THE DATA:
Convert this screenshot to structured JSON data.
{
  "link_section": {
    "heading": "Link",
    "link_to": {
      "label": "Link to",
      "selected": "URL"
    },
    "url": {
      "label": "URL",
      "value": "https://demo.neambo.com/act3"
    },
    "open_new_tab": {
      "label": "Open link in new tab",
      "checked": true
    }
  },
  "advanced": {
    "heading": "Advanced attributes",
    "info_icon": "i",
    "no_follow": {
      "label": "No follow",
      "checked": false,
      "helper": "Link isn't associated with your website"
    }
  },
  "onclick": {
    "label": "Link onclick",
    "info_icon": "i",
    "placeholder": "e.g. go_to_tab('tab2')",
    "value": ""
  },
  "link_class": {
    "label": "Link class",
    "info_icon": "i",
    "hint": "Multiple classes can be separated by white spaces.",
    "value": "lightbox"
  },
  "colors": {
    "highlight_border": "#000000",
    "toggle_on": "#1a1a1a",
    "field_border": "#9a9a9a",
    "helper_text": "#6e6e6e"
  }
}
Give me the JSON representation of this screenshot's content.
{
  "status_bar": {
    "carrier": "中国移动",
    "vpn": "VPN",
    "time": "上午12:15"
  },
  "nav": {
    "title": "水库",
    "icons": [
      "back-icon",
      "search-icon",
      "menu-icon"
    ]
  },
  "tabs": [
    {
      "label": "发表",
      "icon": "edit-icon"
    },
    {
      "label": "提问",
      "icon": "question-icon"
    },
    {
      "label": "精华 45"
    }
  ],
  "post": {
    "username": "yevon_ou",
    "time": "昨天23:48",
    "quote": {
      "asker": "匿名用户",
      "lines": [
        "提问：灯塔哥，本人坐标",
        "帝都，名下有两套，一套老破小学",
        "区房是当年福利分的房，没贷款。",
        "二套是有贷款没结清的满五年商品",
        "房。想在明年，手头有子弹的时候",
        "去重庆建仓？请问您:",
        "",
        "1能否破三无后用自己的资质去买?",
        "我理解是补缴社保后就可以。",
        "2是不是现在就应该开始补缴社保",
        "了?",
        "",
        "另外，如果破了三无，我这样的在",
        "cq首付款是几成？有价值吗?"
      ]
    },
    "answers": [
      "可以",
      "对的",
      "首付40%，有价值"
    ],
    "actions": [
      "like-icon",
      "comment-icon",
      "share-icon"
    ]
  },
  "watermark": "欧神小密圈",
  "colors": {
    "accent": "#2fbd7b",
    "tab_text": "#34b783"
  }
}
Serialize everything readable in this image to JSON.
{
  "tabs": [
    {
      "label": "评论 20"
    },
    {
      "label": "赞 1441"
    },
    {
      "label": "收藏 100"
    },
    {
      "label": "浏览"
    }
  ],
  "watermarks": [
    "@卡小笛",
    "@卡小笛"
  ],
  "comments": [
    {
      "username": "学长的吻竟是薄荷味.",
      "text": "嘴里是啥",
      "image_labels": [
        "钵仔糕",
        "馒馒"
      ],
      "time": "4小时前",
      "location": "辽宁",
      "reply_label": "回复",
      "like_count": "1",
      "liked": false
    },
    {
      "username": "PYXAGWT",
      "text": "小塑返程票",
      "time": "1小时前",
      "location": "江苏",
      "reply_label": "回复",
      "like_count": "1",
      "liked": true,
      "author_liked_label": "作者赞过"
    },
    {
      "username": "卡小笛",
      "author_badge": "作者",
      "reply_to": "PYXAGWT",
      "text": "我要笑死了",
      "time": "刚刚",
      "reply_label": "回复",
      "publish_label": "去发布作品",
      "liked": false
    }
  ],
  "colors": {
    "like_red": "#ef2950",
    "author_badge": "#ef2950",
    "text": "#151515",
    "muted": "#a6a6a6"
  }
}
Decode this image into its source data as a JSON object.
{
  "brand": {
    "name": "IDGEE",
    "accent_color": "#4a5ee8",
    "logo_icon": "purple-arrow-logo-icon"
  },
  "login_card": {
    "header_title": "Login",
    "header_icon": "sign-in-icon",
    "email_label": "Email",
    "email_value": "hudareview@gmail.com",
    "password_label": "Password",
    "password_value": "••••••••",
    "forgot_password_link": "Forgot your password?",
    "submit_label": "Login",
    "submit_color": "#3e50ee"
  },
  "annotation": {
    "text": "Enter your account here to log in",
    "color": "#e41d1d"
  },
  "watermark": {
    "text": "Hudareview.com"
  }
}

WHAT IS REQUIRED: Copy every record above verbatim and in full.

FINISHED EXERCISE:
Convert this screenshot to structured JSON data.
{
  "link_section": {
    "heading": "Link",
    "link_to": {
      "label": "Link to",
      "selected": "URL"
    },
    "url": {
      "label": "URL",
      "value": "https://demo.neambo.com/act3"
    },
    "open_new_tab": {
      "label": "Open link in new tab",
      "checked": true
    }
  },
  "advanced": {
    "heading": "Advanced attributes",
    "info_icon": "i",
    "no_follow": {
      "label": "No follow",
      "checked": false,
      "helper": "Link isn't associated with your website"
    }
  },
  "onclick": {
    "label": "Link onclick",
    "info_icon": "i",
    "placeholder": "e.g. go_to_tab('tab2')",
    "value": ""
  },
  "link_class": {
    "label": "Link class",
    "info_icon": "i",
    "hint": "Multiple classes can be separated by white spaces.",
    "value": "lightbox"
  },
  "colors": {
    "highlight_border": "#000000",
    "toggle_on": "#1a1a1a",
    "field_border": "#9a9a9a",
    "helper_text": "#6e6e6e"
  }
}
Give me the JSON representation of this screenshot's content.
{
  "status_bar": {
    "carrier": "中国移动",
    "vpn": "VPN",
    "time": "上午12:15"
  },
  "nav": {
    "title": "水库",
    "icons": [
      "back-icon",
      "search-icon",
      "menu-icon"
    ]
  },
  "tabs": [
    {
      "label": "发表",
      "icon": "edit-icon"
    },
    {
      "label": "提问",
      "icon": "question-icon"
    },
    {
      "label": "精华 45"
    }
  ],
  "post": {
    "username": "yevon_ou",
    "time": "昨天23:48",
    "quote": {
      "asker": "匿名用户",
      "lines": [
        "提问：灯塔哥，本人坐标",
        "帝都，名下有两套，一套老破小学",
        "区房是当年福利分的房，没贷款。",
        "二套是有贷款没结清的满五年商品",
        "房。想在明年，手头有子弹的时候",
        "去重庆建仓？请问您:",
        "",
        "1能否破三无后用自己的资质去买?",
        "我理解是补缴社保后就可以。",
        "2是不是现在就应该开始补缴社保",
        "了?",
        "",
        "另外，如果破了三无，我这样的在",
        "cq首付款是几成？有价值吗?"
      ]
    },
    "answers": [
      "可以",
      "对的",
      "首付40%，有价值"
    ],
    "actions": [
      "like-icon",
      "comment-icon",
      "share-icon"
    ]
  },
  "watermark": "欧神小密圈",
  "colors": {
    "accent": "#2fbd7b",
    "tab_text": "#34b783"
  }
}
Serialize everything readable in this image to JSON.
{
  "tabs": [
    {
      "label": "评论 20"
    },
    {
      "label": "赞 1441"
    },
    {
      "label": "收藏 100"
    },
    {
      "label": "浏览"
    }
  ],
  "watermarks": [
    "@卡小笛",
    "@卡小笛"
  ],
  "comments": [
    {
      "username": "学长的吻竟是薄荷味.",
      "text": "嘴里是啥",
      "image_labels": [
        "钵仔糕",
        "馒馒"
      ],
      "time": "4小时前",
      "location": "辽宁",
      "reply_label": "回复",
      "like_count": "1",
      "liked": false
    },
    {
      "username": "PYXAGWT",
      "text": "小塑返程票",
      "time": "1小时前",
      "location": "江苏",
      "reply_label": "回复",
      "like_count": "1",
      "liked": true,
      "author_liked_label": "作者赞过"
    },
    {
      "username": "卡小笛",
      "author_badge": "作者",
      "reply_to": "PYXAGWT",
      "text": "我要笑死了",
      "time": "刚刚",
      "reply_label": "回复",
      "publish_label": "去发布作品",
      "liked": false
    }
  ],
  "colors": {
    "like_red": "#ef2950",
    "author_badge": "#ef2950",
    "text": "#151515",
    "muted": "#a6a6a6"
  }
}
Decode this image into its source data as a JSON object.
{
  "brand": {
    "name": "IDGEE",
    "accent_color": "#4a5ee8",
    "logo_icon": "purple-arrow-logo-icon"
  },
  "login_card": {
    "header_title": "Login",
    "header_icon": "sign-in-icon",
    "email_label": "Email",
    "email_value": "hudareview@gmail.com",
    "password_label": "Password",
    "password_value": "••••••••",
    "forgot_password_link": "Forgot your password?",
    "submit_label": "Login",
    "submit_color": "#3e50ee"
  },
  "annotation": {
    "text": "Enter your account here to log in",
    "color": "#e41d1d"
  },
  "watermark": {
    "text": "Hudareview.com"
  }
}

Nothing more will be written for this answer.